Saturday, September 19, 2009

So What Does our Homeschool Look Like When We Travel?

Though our homeschool often changes as our location changes many times our school has pretty much looked the same on the road as it did at home. The difference was our bookshelves full of books and curriculum had been condensed into one large Rubbermaid tub. Imagine lugging all of your books up four flights of stairs when the elevator’s out of order, we've been there, not fun! Back breaking! Limiting what we could take on the road really forced me to focus on what was important. There have also been times, when the bulk of our schooling really was spent on outings and field trips.
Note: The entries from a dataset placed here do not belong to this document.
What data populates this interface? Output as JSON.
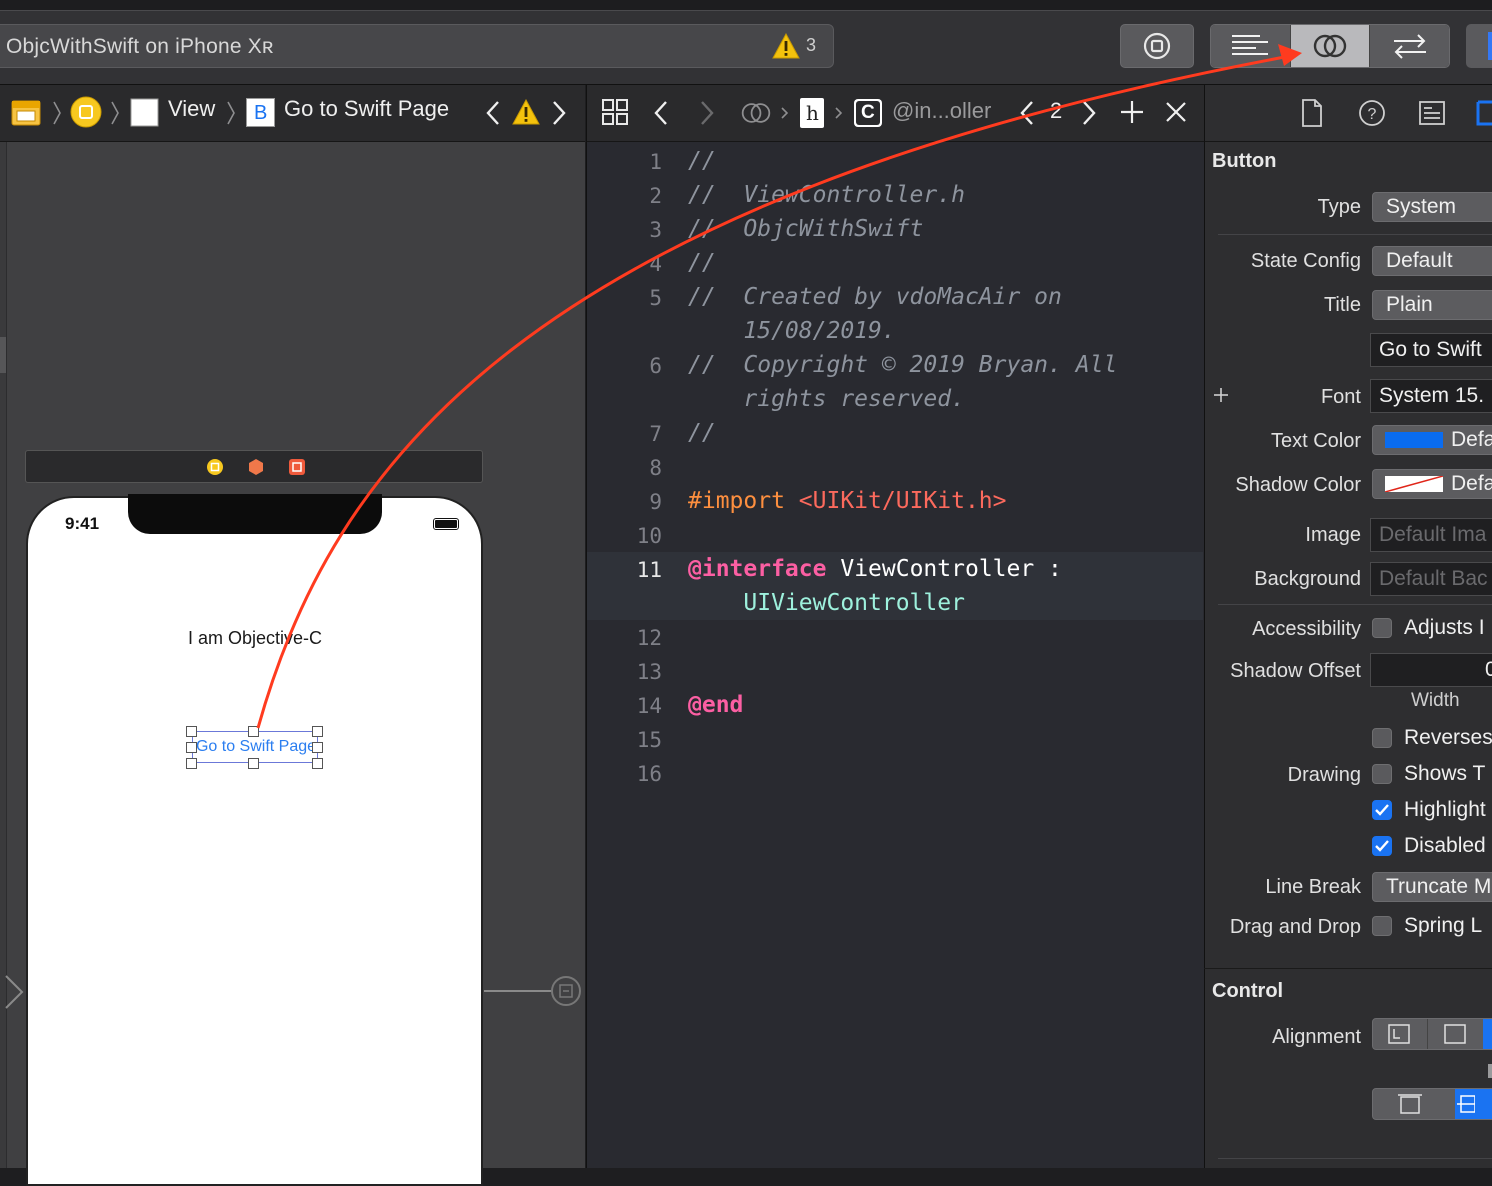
{
  "toolbar": {
    "scheme_title": "ObjcWithSwift on iPhone Xʀ",
    "warning_count": "3"
  },
  "left_jumpbar": {
    "items": [
      "View",
      "Go to Swift Page"
    ],
    "button_badge": "B"
  },
  "canvas": {
    "status_time": "9:41",
    "label_text": "I am Objective-C",
    "button_text": "Go to Swift Page"
  },
  "code_jumpbar": {
    "class_badge": "C",
    "header_badge": "h",
    "path_text": "@in...oller",
    "counterpart_count": "2"
  },
  "code": {
    "lines": [
      {
        "n": "1",
        "text": "//"
      },
      {
        "n": "2",
        "text": "//  ViewController.h"
      },
      {
        "n": "3",
        "text": "//  ObjcWithSwift"
      },
      {
        "n": "4",
        "text": "//"
      },
      {
        "n": "5",
        "text": "//  Created by vdoMacAir on",
        "cont": "    15/08/2019."
      },
      {
        "n": "6",
        "text": "//  Copyright © 2019 Bryan. All",
        "cont": "    rights reserved."
      },
      {
        "n": "7",
        "text": "//"
      },
      {
        "n": "8",
        "text": ""
      },
      {
        "n": "9",
        "directive": "#import",
        "path": "<UIKit/UIKit.h>"
      },
      {
        "n": "10",
        "text": ""
      },
      {
        "n": "11",
        "keyword": "@interface",
        "name": "ViewController :",
        "super": "UIViewController"
      },
      {
        "n": "12",
        "text": ""
      },
      {
        "n": "13",
        "text": ""
      },
      {
        "n": "14",
        "keyword": "@end"
      },
      {
        "n": "15",
        "text": ""
      },
      {
        "n": "16",
        "text": ""
      }
    ]
  },
  "inspector": {
    "section_button": "Button",
    "section_control": "Control",
    "type": {
      "label": "Type",
      "value": "System"
    },
    "state_config": {
      "label": "State Config",
      "value": "Default"
    },
    "title": {
      "label": "Title",
      "value": "Plain",
      "text_value": "Go to Swift"
    },
    "font": {
      "label": "Font",
      "value": "System 15."
    },
    "text_color": {
      "label": "Text Color",
      "value": "Defa",
      "swatch": "#0a6cf0"
    },
    "shadow_color": {
      "label": "Shadow Color",
      "value": "Defa"
    },
    "image": {
      "label": "Image",
      "placeholder": "Default Ima"
    },
    "background": {
      "label": "Background",
      "placeholder": "Default Bac"
    },
    "accessibility": {
      "label": "Accessibility",
      "check": "Adjusts I",
      "checked": false
    },
    "shadow_offset": {
      "label": "Shadow Offset",
      "value": "0",
      "sub": "Width"
    },
    "reverses": {
      "check": "Reverses",
      "checked": false
    },
    "drawing": {
      "label": "Drawing",
      "check": "Shows T",
      "checked": false
    },
    "highlight": {
      "check": "Highlight",
      "checked": true
    },
    "disabled": {
      "check": "Disabled",
      "checked": true
    },
    "line_break": {
      "label": "Line Break",
      "value": "Truncate M"
    },
    "drag_drop": {
      "label": "Drag and Drop",
      "check": "Spring L",
      "checked": false
    },
    "alignment": {
      "label": "Alignment"
    }
  },
  "colors": {
    "accent": "#1a73f2",
    "annotation_arrow": "#ff3b1f",
    "warning": "#f4c20d"
  }
}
While staying in the Historic Triangle of Virginia, we were immersed in Early American history. Our curriculum pretty much consisted of outings to places like Jamestown, Yorktown and Colonial Williamsburg with frequent trips to the library to check out books and videos on that specific time period. Since I didn’t have a laptop at that time , and we didn’t have regular access to a computer, we went to the library often. When we wanted to learn about the construction of the Chesapeake Bay Bridge Tunnel or when we wanted to identify the ghost crab that we’d found on the beach, we went to the library. We counted a day trip to the Wright Brothers National Monument as an Ohio History day as we learned about the struggles and triumphs of that first flight. We took art classes at the local art museum and learned that Planter’s Peanuts began in Suffolk, VA. We went to the Great Dismal Swamp in search of bears and were so thankful when we left without seeing one.

In Tennessee, we learned about the Secret City of Oak Ridge, home of the Manhattan Project-an undertaking that was so secret that during the construction of the city, a shipment of mattresses were returned because there was no record that Oak Ridge existed. This trip led to a fascination of WWII and the atomic bomb. In the World’s Fair Park in downtown Knoxville, we traveled to the top of the Sunsphere and my husband and I reminisced about the Rubik’s Cube and other neat inventions of the day.

While my husband worked in Kentucky, we stayed in a travel trailer at Lake White State Park. Since we really didn’t have any money at that time, we often stayed at the camper and focused on Ohio History, visiting the nearby Portsmouth floodwall murals or enjoying the local wildlife. While we were annoyed by the early morning quacking of the Mallard Ducks, we enjoyed catching a glimpse of what we believe to be a mink or muskrat lazily swimming in the canal just after daybreak. The kids went swimming, fishing and rescued turtles from tires and snakes. We had contests to see who could find the most cicada shells and undertook a limnology (or study of freshwater ecosystems) study. The kids caught up on book work, added entries to their nature journals and we lazily spent the afternoons with one of our all time favorite family read alouds, Rilla of Ingleside. Evenings were spent on the screened in porch playing board games. It was during this time without internet, cell phones and TV reception that the kids each began writing their own book or memoirs of our travels.

In Alabama, we learned about rockets and the race to the moon, Helen Keller and other local legends. We visited a slave cemetery and spent time researching it in the library’s heritage room. We read Old Yeller and then went to a Coon Dog Cemetery. We have hiked and explored the area finding natural attractions like Cherokee Rock Village and Caney Falls that we will never forget.

In Georgia, we learned about the ancient Chin dynasty and China’s Terra Cotta Soldiers at the High Museum of Art. We visited Civil War battlefields and toured a Confederate Cemetery. We panned for gold while learning about Georgia’s Gold Rush, climbed Indian Mounds in the beating sun, learned about Martin Luther, King Jr., the Civil Rights Movement, the 1996 Olympics and hiked on fields of granite while trying in vain to catch lizards and skinks. Since we stayed in Atlanta, we were also exposed to many different cultures and ethnic groups, in some areas, a trip to Wal-Mart was like stepping into an International market place.

Before my husband’s job actually took us on the road, some of our favorite field trips were to Washington D.C., The Statue of Liberty, Ellis Island and a Florida trip which included St. Augustine, Disney World and Sanibel. My kids swear I am the only mom on earth that would make them learn about Disney by writing my own unit study before actually traveling there.

Most of the inspiration to the places we visited came from books we were reading or another study that we were undertaking in our homeschool at that time. For us, books and travel logically go hand in hand.


  1. I absolutely love what the open road teaches us...more than mere history and geography, but family relationship skills, patience, and creativity. God bless you guys as you continue to travel, live and love!

  2. I really wish I could have done this when I was a kid...such a fun way to learn by actually seeing these things and experiencing them. I am seriously jealous of your kids LOL.

    I have a blog award for you at my blog :)


I love hearing what you think! Thanks for taking the time to leave a comment! Blessings!:)

Related Posts Plugin for WordPress, Blogger...